==== Data records
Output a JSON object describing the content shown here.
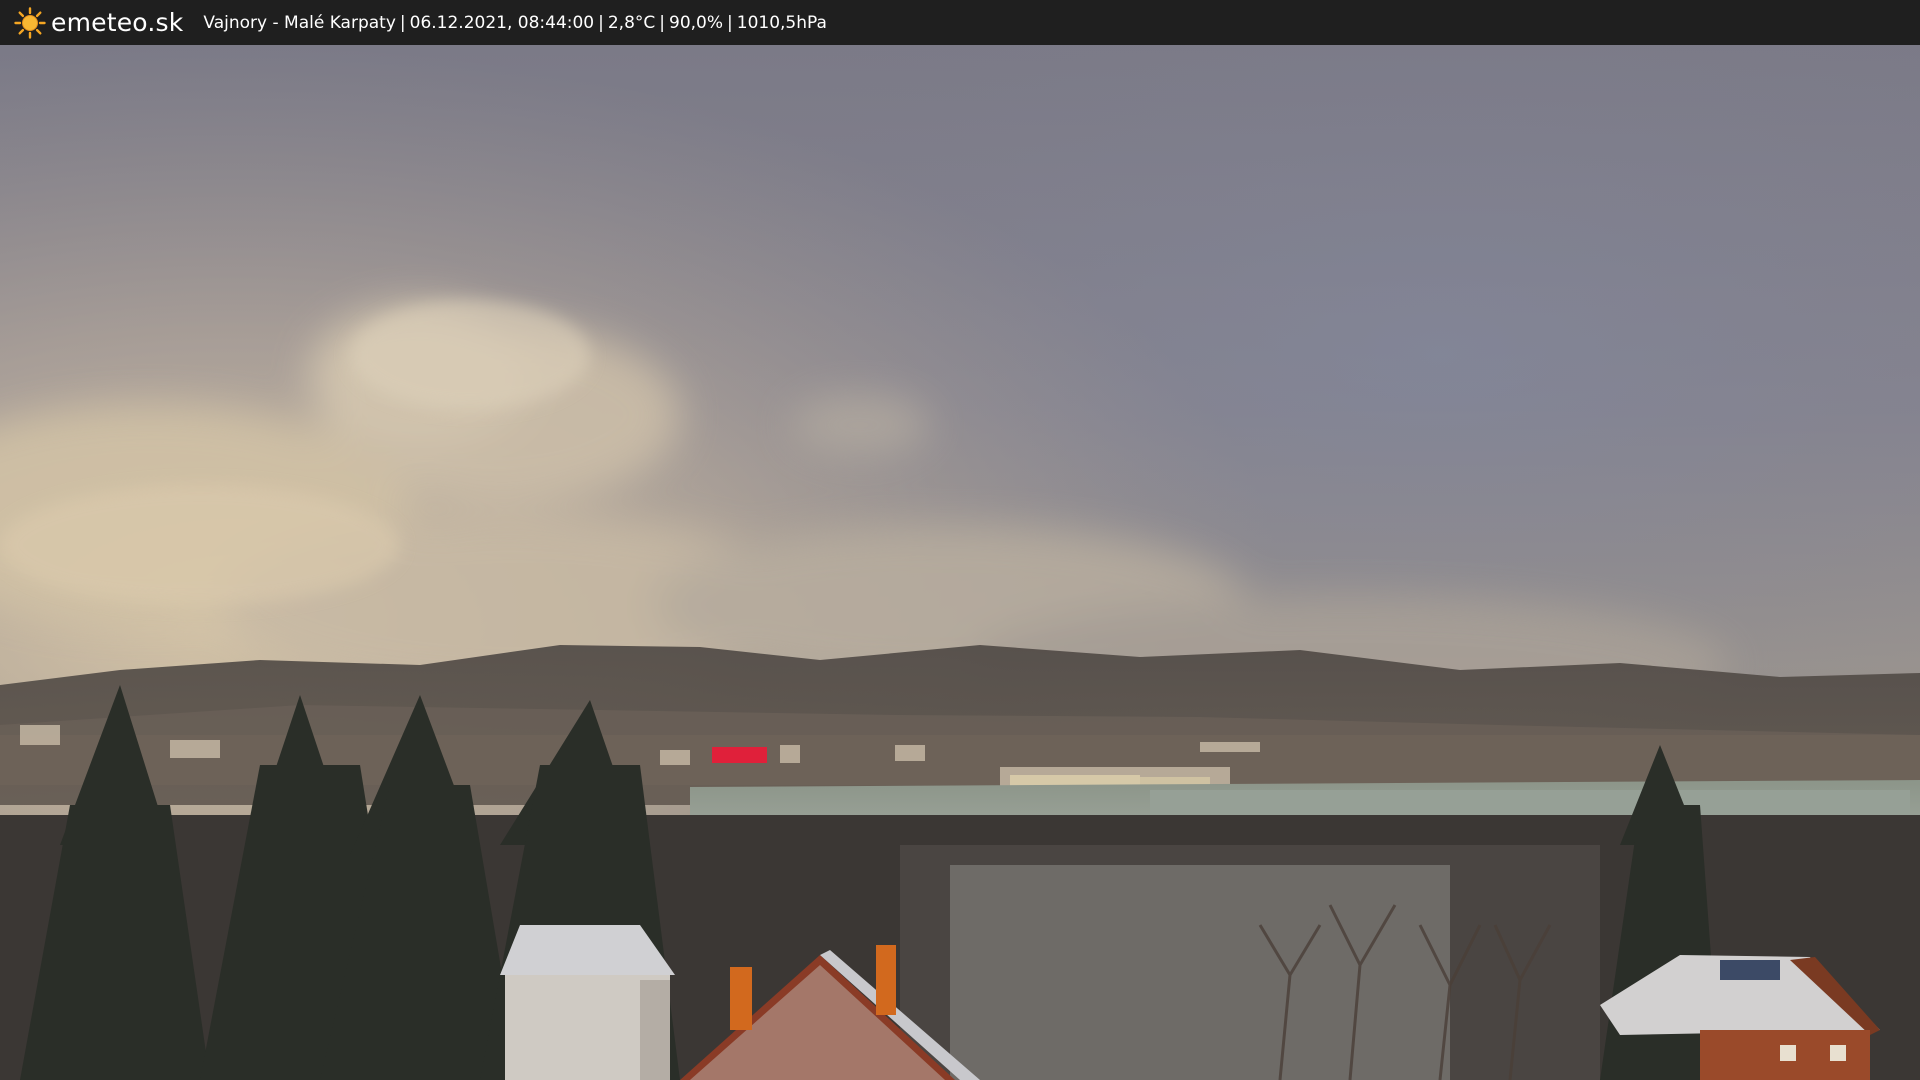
{
  "header": {
    "logo_text": "emeteo.sk",
    "logo_icon": "sun-icon",
    "location": "Vajnory - Malé Karpaty",
    "datetime": "06.12.2021, 08:44:00",
    "temperature": "2,8°C",
    "humidity": "90,0%",
    "pressure": "1010,5hPa",
    "separator": "|"
  },
  "colors": {
    "bar_background": "#1f1f1f",
    "text": "#ffffff",
    "sun": "#f5a623",
    "sky_top": "#7d7b88",
    "sky_horizon": "#a79d93",
    "cloud_warm": "#d4c4a8"
  }
}
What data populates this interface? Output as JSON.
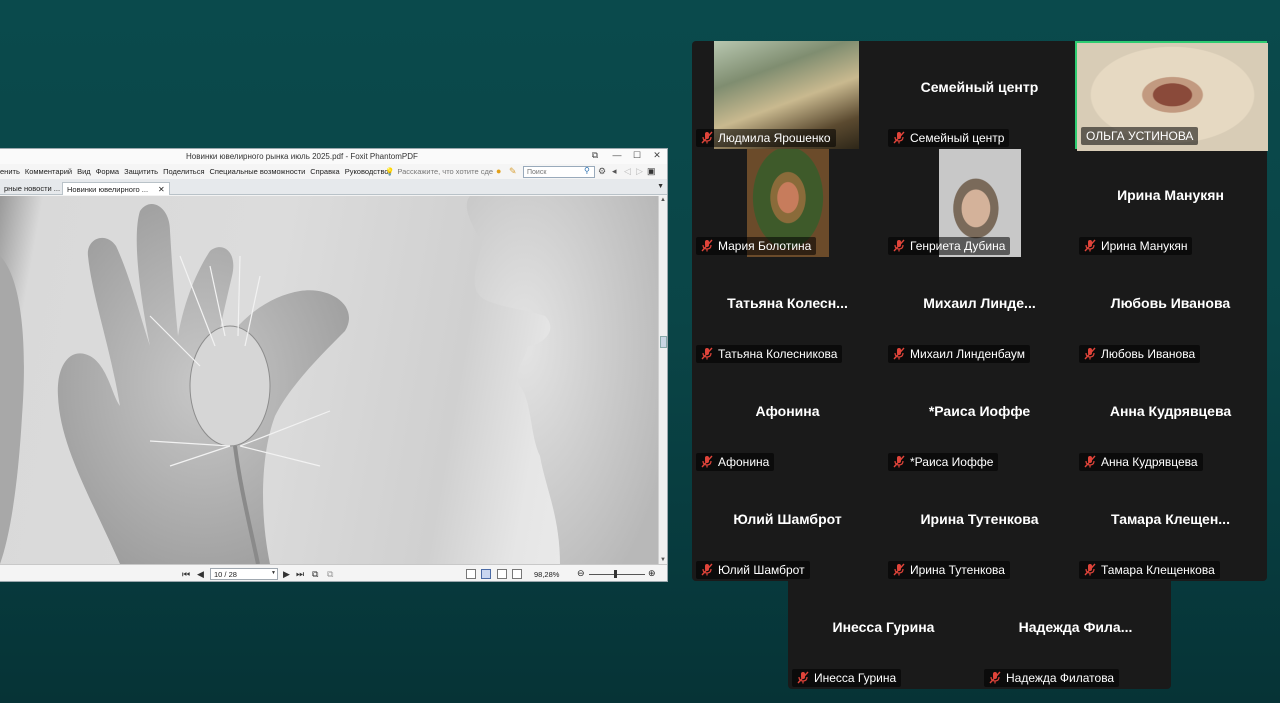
{
  "pdf_viewer": {
    "title": "Новинки ювелирного рынка июль 2025.pdf - Foxit PhantomPDF",
    "menu": [
      "енить",
      "Комментарий",
      "Вид",
      "Форма",
      "Защитить",
      "Поделиться",
      "Специальные возможности",
      "Справка",
      "Руководство"
    ],
    "tell_me_placeholder": "Расскажите, что хотите сде",
    "search_placeholder": "Поиск",
    "tabs": [
      {
        "label": "рные новости ...",
        "active": false
      },
      {
        "label": "Новинки ювелирного ...",
        "active": true
      }
    ],
    "page_indicator": "10 / 28",
    "zoom": "98,28%",
    "window_controls": {
      "restore": "⧉",
      "minimize": "—",
      "maximize": "☐",
      "close": "✕"
    }
  },
  "participants": [
    {
      "display": "",
      "label": "Людмила Ярошенко",
      "muted": true,
      "video": true
    },
    {
      "display": "Семейный центр",
      "label": "Семейный центр",
      "muted": true,
      "video": false
    },
    {
      "display": "",
      "label": "ОЛЬГА УСТИНОВА",
      "muted": false,
      "video": true,
      "active_speaker": true
    },
    {
      "display": "",
      "label": "Мария Болотина",
      "muted": true,
      "video": true
    },
    {
      "display": "",
      "label": "Генриета Дубина",
      "muted": true,
      "video": true
    },
    {
      "display": "Ирина Манукян",
      "label": "Ирина Манукян",
      "muted": true,
      "video": false
    },
    {
      "display": "Татьяна  Колесн...",
      "label": "Татьяна Колесникова",
      "muted": true,
      "video": false
    },
    {
      "display": "Михаил  Линде...",
      "label": "Михаил Линденбаум",
      "muted": true,
      "video": false
    },
    {
      "display": "Любовь Иванова",
      "label": "Любовь Иванова",
      "muted": true,
      "video": false
    },
    {
      "display": "Афонина",
      "label": "Афонина",
      "muted": true,
      "video": false
    },
    {
      "display": "*Раиса Иоффе",
      "label": "*Раиса Иоффе",
      "muted": true,
      "video": false
    },
    {
      "display": "Анна Кудрявцева",
      "label": "Анна Кудрявцева",
      "muted": true,
      "video": false
    },
    {
      "display": "Юлий Шамброт",
      "label": "Юлий Шамброт",
      "muted": true,
      "video": false
    },
    {
      "display": "Ирина Тутенкова",
      "label": "Ирина Тутенкова",
      "muted": true,
      "video": false
    },
    {
      "display": "Тамара  Клещен...",
      "label": "Тамара Клещенкова",
      "muted": true,
      "video": false
    },
    {
      "display": "Инесса Гурина",
      "label": "Инесса Гурина",
      "muted": true,
      "video": false
    },
    {
      "display": "Надежда  Фила...",
      "label": "Надежда Филатова",
      "muted": true,
      "video": false
    }
  ],
  "colors": {
    "desktop_bg": "#0a4a4c",
    "tile_bg": "#1a1a1a",
    "active_speaker_border": "#2ecc71",
    "mute_icon": "#e0443a"
  }
}
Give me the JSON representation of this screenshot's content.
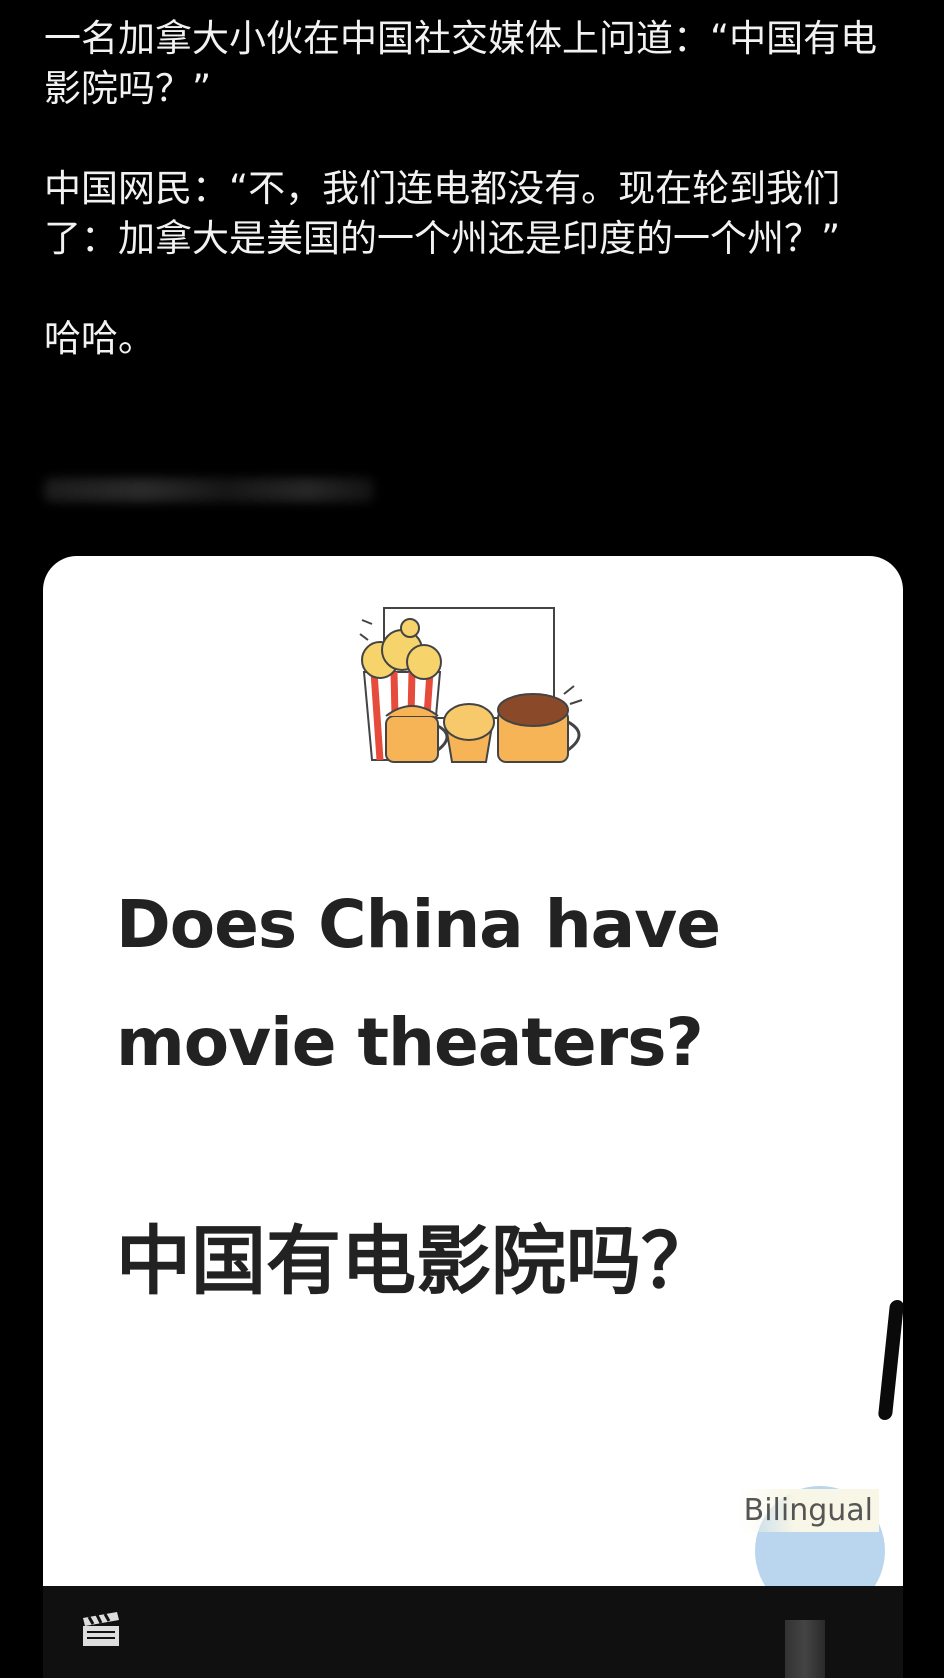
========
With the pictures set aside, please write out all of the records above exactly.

Output a JSON object describing the content shown here.
{
  "header": {
    "logo_text": "emeteo.sk",
    "logo_icon": "sun-icon",
    "location": "Vajnory - Malé Karpaty",
    "datetime": "06.12.2021, 08:44:00",
    "temperature": "2,8°C",
    "humidity": "90,0%",
    "pressure": "1010,5hPa",
    "separator": "|"
  },
  "colors": {
    "bar_background": "#1f1f1f",
    "text": "#ffffff",
    "sun": "#f5a623",
    "sky_top": "#7d7b88",
    "sky_horizon": "#a79d93",
    "cloud_warm": "#d4c4a8"
  }
}
What data populates this interface? Output as JSON.
{
  "pdf_viewer": {
    "title": "Новинки ювелирного рынка июль 2025.pdf - Foxit PhantomPDF",
    "menu": [
      "енить",
      "Комментарий",
      "Вид",
      "Форма",
      "Защитить",
      "Поделиться",
      "Специальные возможности",
      "Справка",
      "Руководство"
    ],
    "tell_me_placeholder": "Расскажите, что хотите сде",
    "search_placeholder": "Поиск",
    "tabs": [
      {
        "label": "рные новости ...",
        "active": false
      },
      {
        "label": "Новинки ювелирного ...",
        "active": true
      }
    ],
    "page_indicator": "10 / 28",
    "zoom": "98,28%",
    "window_controls": {
      "restore": "⧉",
      "minimize": "—",
      "maximize": "☐",
      "close": "✕"
    }
  },
  "participants": [
    {
      "display": "",
      "label": "Людмила Ярошенко",
      "muted": true,
      "video": true
    },
    {
      "display": "Семейный центр",
      "label": "Семейный центр",
      "muted": true,
      "video": false
    },
    {
      "display": "",
      "label": "ОЛЬГА УСТИНОВА",
      "muted": false,
      "video": true,
      "active_speaker": true
    },
    {
      "display": "",
      "label": "Мария Болотина",
      "muted": true,
      "video": true
    },
    {
      "display": "",
      "label": "Генриета Дубина",
      "muted": true,
      "video": true
    },
    {
      "display": "Ирина Манукян",
      "label": "Ирина Манукян",
      "muted": true,
      "video": false
    },
    {
      "display": "Татьяна  Колесн...",
      "label": "Татьяна Колесникова",
      "muted": true,
      "video": false
    },
    {
      "display": "Михаил  Линде...",
      "label": "Михаил Линденбаум",
      "muted": true,
      "video": false
    },
    {
      "display": "Любовь Иванова",
      "label": "Любовь Иванова",
      "muted": true,
      "video": false
    },
    {
      "display": "Афонина",
      "label": "Афонина",
      "muted": true,
      "video": false
    },
    {
      "display": "*Раиса Иоффе",
      "label": "*Раиса Иоффе",
      "muted": true,
      "video": false
    },
    {
      "display": "Анна Кудрявцева",
      "label": "Анна Кудрявцева",
      "muted": true,
      "video": false
    },
    {
      "display": "Юлий Шамброт",
      "label": "Юлий Шамброт",
      "muted": true,
      "video": false
    },
    {
      "display": "Ирина Тутенкова",
      "label": "Ирина Тутенкова",
      "muted": true,
      "video": false
    },
    {
      "display": "Тамара  Клещен...",
      "label": "Тамара Клещенкова",
      "muted": true,
      "video": false
    },
    {
      "display": "Инесса Гурина",
      "label": "Инесса Гурина",
      "muted": true,
      "video": false
    },
    {
      "display": "Надежда  Фила...",
      "label": "Надежда Филатова",
      "muted": true,
      "video": false
    }
  ],
  "colors": {
    "desktop_bg": "#0a4a4c",
    "tile_bg": "#1a1a1a",
    "active_speaker_border": "#2ecc71",
    "mute_icon": "#e0443a"
  }
}
Give me the JSON representation of this screenshot's content.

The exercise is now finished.